* **TASK DESCRIPTION**:
Please filter the data below down to the lines holding the string "content".

* **RECORDS PROVIDED**:
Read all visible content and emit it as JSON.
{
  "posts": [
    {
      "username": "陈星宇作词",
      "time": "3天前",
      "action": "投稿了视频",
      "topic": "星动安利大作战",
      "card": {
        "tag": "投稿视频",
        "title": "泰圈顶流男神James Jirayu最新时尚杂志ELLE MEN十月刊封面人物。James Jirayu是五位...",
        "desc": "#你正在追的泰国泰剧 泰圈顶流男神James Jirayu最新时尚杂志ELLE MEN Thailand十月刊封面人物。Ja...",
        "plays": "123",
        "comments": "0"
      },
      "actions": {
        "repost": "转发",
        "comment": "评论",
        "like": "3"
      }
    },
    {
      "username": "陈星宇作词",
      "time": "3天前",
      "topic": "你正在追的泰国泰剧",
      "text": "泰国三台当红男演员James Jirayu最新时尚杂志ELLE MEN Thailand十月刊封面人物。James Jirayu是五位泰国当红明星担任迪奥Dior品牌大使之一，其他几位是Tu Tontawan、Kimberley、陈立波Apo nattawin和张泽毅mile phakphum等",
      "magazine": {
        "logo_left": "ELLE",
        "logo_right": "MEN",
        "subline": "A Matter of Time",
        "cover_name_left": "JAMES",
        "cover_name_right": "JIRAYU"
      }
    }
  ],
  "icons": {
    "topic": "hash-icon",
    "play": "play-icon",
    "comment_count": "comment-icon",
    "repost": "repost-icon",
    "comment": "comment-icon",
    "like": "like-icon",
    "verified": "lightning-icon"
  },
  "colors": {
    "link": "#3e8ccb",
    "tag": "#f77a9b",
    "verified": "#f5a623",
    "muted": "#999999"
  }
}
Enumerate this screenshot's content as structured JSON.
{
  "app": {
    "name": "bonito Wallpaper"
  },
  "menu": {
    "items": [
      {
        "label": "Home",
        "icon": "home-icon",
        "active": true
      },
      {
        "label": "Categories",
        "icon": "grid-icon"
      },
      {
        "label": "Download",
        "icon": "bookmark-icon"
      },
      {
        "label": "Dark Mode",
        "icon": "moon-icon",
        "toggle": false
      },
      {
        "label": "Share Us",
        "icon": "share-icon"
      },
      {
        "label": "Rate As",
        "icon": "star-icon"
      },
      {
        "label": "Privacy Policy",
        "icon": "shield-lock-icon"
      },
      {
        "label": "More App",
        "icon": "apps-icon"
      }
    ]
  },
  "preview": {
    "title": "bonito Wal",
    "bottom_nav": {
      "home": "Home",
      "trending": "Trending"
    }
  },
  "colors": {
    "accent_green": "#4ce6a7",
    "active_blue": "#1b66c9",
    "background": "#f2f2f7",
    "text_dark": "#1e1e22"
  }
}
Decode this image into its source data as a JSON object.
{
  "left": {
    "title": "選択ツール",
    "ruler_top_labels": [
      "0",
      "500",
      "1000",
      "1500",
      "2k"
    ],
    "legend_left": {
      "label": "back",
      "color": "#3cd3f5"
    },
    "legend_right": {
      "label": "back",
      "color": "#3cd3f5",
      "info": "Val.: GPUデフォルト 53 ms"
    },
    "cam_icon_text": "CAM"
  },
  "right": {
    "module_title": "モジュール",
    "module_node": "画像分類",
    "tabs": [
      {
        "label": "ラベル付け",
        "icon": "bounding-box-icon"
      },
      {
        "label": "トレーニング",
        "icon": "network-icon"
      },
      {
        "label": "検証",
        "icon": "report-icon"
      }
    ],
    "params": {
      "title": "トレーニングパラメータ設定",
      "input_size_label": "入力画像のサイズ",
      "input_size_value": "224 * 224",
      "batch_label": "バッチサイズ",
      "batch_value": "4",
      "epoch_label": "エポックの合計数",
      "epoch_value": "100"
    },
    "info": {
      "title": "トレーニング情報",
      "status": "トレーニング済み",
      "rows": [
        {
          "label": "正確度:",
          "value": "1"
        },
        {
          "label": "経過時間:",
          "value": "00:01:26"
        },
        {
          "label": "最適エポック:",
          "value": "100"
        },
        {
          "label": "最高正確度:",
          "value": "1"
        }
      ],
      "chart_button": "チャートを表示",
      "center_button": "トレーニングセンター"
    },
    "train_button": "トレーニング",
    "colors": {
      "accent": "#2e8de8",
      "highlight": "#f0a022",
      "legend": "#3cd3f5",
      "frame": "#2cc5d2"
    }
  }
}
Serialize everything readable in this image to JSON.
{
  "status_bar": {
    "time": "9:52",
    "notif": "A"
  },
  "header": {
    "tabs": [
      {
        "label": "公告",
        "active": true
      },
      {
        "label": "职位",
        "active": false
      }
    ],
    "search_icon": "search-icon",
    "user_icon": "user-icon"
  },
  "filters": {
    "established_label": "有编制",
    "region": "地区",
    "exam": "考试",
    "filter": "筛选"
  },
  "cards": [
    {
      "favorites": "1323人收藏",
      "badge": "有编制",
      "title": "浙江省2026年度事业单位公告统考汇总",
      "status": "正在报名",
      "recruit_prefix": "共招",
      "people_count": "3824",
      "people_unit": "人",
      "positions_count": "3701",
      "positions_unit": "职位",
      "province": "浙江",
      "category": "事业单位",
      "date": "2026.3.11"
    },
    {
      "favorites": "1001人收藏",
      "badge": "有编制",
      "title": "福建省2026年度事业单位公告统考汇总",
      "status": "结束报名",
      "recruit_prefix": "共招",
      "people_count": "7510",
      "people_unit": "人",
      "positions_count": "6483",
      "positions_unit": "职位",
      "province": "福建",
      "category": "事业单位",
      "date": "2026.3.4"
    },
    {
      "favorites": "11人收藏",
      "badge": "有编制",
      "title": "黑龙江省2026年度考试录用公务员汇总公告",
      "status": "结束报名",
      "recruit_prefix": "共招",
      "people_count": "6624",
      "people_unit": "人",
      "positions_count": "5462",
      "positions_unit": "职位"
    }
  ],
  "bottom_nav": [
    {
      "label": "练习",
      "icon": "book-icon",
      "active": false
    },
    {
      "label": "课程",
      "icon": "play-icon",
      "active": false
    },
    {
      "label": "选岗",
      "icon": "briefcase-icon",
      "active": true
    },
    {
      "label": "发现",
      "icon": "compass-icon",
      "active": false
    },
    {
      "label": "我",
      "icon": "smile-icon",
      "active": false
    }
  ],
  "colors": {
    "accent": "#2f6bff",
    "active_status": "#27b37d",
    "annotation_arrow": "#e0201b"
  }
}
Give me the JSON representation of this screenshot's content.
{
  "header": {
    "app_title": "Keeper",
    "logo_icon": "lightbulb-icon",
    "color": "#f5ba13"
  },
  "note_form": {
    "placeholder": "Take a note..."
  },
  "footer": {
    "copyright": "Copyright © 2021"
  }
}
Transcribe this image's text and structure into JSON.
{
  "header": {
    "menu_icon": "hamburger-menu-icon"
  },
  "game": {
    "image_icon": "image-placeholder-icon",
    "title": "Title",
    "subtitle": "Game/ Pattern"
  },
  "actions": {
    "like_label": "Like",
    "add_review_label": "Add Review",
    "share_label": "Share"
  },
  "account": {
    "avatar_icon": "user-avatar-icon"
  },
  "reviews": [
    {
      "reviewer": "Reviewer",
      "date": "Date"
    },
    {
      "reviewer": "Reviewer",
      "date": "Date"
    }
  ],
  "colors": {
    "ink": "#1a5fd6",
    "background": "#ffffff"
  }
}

* **ANSWER BOX**:
Read all visible content and emit it as JSON.
Enumerate this screenshot's content as structured JSON.
Give me the JSON representation of this screenshot's content.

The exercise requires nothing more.